By combining advanced imaging schemes, resist materials and optimized settings on ASML’s NXE:3400B system in imec’s cleanroom, the system is capable of printing lines/spaces at 24 nm pitch in a single exposure step.
This imaging performance enables imec’s ecosystem of resist and patterning partners to utilize the NXE:3400B as a platform for early material development for future process nodes that will be enabled by ASML’s next-gen EUV system, which will first ship in 2022. The EXE:5000 will have a numerical aperture of 0.55, much higher than the 0.33 of current EUV systems like NXE:3400B.
Steven Scheer, VP Advanced Patterning Process and Materials at imec:
“The innovation of imec and ASML in printing 24 nm pitch line spaces will provide the imec patterning ecosystem with the opportunity to test resist materials and provide process capabilities. The development of sensitive and stable resist materials will support the introduction of ASML’s next-gen EXE:5000 system.”
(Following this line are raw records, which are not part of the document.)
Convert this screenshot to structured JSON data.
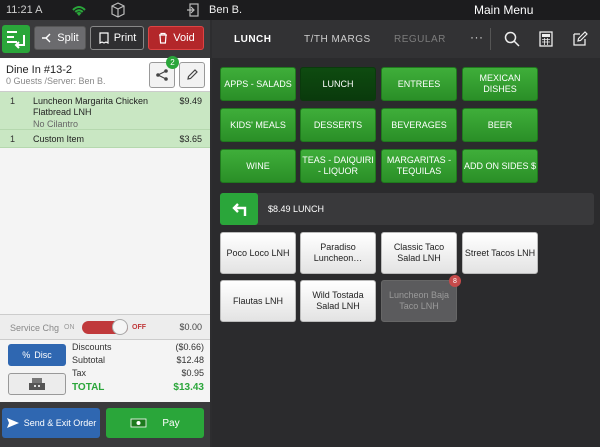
{
  "status_bar": {
    "time": "11:21 A",
    "user": "Ben B.",
    "screen_title": "Main Menu"
  },
  "toolbar": {
    "split_label": "Split",
    "print_label": "Print",
    "void_label": "Void"
  },
  "order": {
    "title": "Dine In #13-2",
    "subtitle": "0 Guests /Server: Ben B.",
    "share_count": "2",
    "items": [
      {
        "qty": "1",
        "name": "Luncheon Margarita Chicken Flatbread LNH",
        "price": "$9.49",
        "modifier": "No Cilantro"
      },
      {
        "qty": "1",
        "name": "Custom Item",
        "price": "$3.65"
      }
    ]
  },
  "service_charge": {
    "label": "Service Chg",
    "on_label": "ON",
    "off_label": "OFF",
    "amount": "$0.00"
  },
  "totals": {
    "disc_label": "Disc",
    "rows": [
      {
        "label": "Discounts",
        "value": "($0.66)"
      },
      {
        "label": "Subtotal",
        "value": "$12.48"
      },
      {
        "label": "Tax",
        "value": "$0.95"
      },
      {
        "label": "TOTAL",
        "value": "$13.43"
      }
    ]
  },
  "actions": {
    "send_label": "Send & Exit Order",
    "pay_label": "Pay"
  },
  "menu_tabs": {
    "tabs": [
      "LUNCH",
      "T/TH MARGS",
      "REGULAR"
    ],
    "more": "···"
  },
  "categories": [
    "APPS - SALADS",
    "LUNCH",
    "ENTREES",
    "MEXICAN DISHES",
    "KIDS' MEALS",
    "DESSERTS",
    "BEVERAGES",
    "BEER",
    "WINE",
    "TEAS - DAIQUIRI - LIQUOR",
    "MARGARITAS - TEQUILAS",
    "ADD ON SIDES $"
  ],
  "breadcrumb": {
    "text": "$8.49 LUNCH"
  },
  "menu_items": [
    "Poco Loco LNH",
    "Paradiso Luncheon…",
    "Classic Taco Salad LNH",
    "Street Tacos LNH",
    "Flautas LNH",
    "Wild Tostada Salad LNH",
    "Luncheon Baja Taco LNH"
  ],
  "menu_item_badge": "8",
  "colors": {
    "accent_green": "#2aa63a",
    "void_red": "#b3272a",
    "send_blue": "#2f67b1",
    "item_highlight": "#c9e7c3"
  }
}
The NXE:3400B allows illumination of the mask under high incident angles. Under standard illumination the EUV mask tends to distort the wafer image under these high incident angles – creating poor resist profiles. Through a fundamental understanding of EUV mask effects, obtained from a joint imec/ASML study, the teams have found an innovative way to compensate for unwanted image distortion. In combination with an illumination optimization, this enabled the teams to print a pitch as small as 24 nm in a single EUV exposure step with a minimum exposure dose of 34J/cm2.
ASML’s NXE:3400B was installed in imec’s 300mm cleanroom in Q2 2019.
In addition, first 300 mm wafer high-NA lithography is anticipated this October using another key enabler, imec’s attosecond analytical and interference lithography lab. The AttoLab is critical to explore the molecular dynamics, at an attosecond scale, during exposure of photoresist to EUV ionizing radiation and, using interference lithography, it offers the first 300mm high-NA resist imaging capability to print features down to pitches of 8 nm. The AttoLab will improve the fundamental understanding of 0.55 NA resist imaging, and, complementary to the NXE:3400B, further supports the supplier ecosystem to accelerate the development of high-NA compatible materials before the introduction of ASML’s High NA EXE:5000.